------ Records for the task
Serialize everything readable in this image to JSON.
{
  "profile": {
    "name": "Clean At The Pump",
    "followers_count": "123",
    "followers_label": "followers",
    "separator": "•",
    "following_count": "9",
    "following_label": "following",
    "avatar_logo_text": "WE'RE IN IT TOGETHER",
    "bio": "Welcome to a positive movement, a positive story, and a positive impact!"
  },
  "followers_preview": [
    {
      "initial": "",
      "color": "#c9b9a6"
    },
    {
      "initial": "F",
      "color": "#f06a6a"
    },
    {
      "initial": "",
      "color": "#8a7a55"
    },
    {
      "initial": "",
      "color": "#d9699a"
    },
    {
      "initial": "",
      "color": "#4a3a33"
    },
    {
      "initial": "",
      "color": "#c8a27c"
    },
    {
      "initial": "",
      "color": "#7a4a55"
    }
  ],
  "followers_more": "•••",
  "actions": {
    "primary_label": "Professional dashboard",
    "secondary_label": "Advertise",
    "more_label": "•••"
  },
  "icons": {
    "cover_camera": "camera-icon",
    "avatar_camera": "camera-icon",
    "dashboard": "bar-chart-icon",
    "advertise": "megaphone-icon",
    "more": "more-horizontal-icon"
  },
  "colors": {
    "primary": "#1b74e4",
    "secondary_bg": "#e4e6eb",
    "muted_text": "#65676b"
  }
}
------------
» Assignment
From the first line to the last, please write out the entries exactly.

» Output of the exercise
Serialize everything readable in this image to JSON.
{
  "profile": {
    "name": "Clean At The Pump",
    "followers_count": "123",
    "followers_label": "followers",
    "separator": "•",
    "following_count": "9",
    "following_label": "following",
    "avatar_logo_text": "WE'RE IN IT TOGETHER",
    "bio": "Welcome to a positive movement, a positive story, and a positive impact!"
  },
  "followers_preview": [
    {
      "initial": "",
      "color": "#c9b9a6"
    },
    {
      "initial": "F",
      "color": "#f06a6a"
    },
    {
      "initial": "",
      "color": "#8a7a55"
    },
    {
      "initial": "",
      "color": "#d9699a"
    },
    {
      "initial": "",
      "color": "#4a3a33"
    },
    {
      "initial": "",
      "color": "#c8a27c"
    },
    {
      "initial": "",
      "color": "#7a4a55"
    }
  ],
  "followers_more": "•••",
  "actions": {
    "primary_label": "Professional dashboard",
    "secondary_label": "Advertise",
    "more_label": "•••"
  },
  "icons": {
    "cover_camera": "camera-icon",
    "avatar_camera": "camera-icon",
    "dashboard": "bar-chart-icon",
    "advertise": "megaphone-icon",
    "more": "more-horizontal-icon"
  },
  "colors": {
    "primary": "#1b74e4",
    "secondary_bg": "#e4e6eb",
    "muted_text": "#65676b"
  }
}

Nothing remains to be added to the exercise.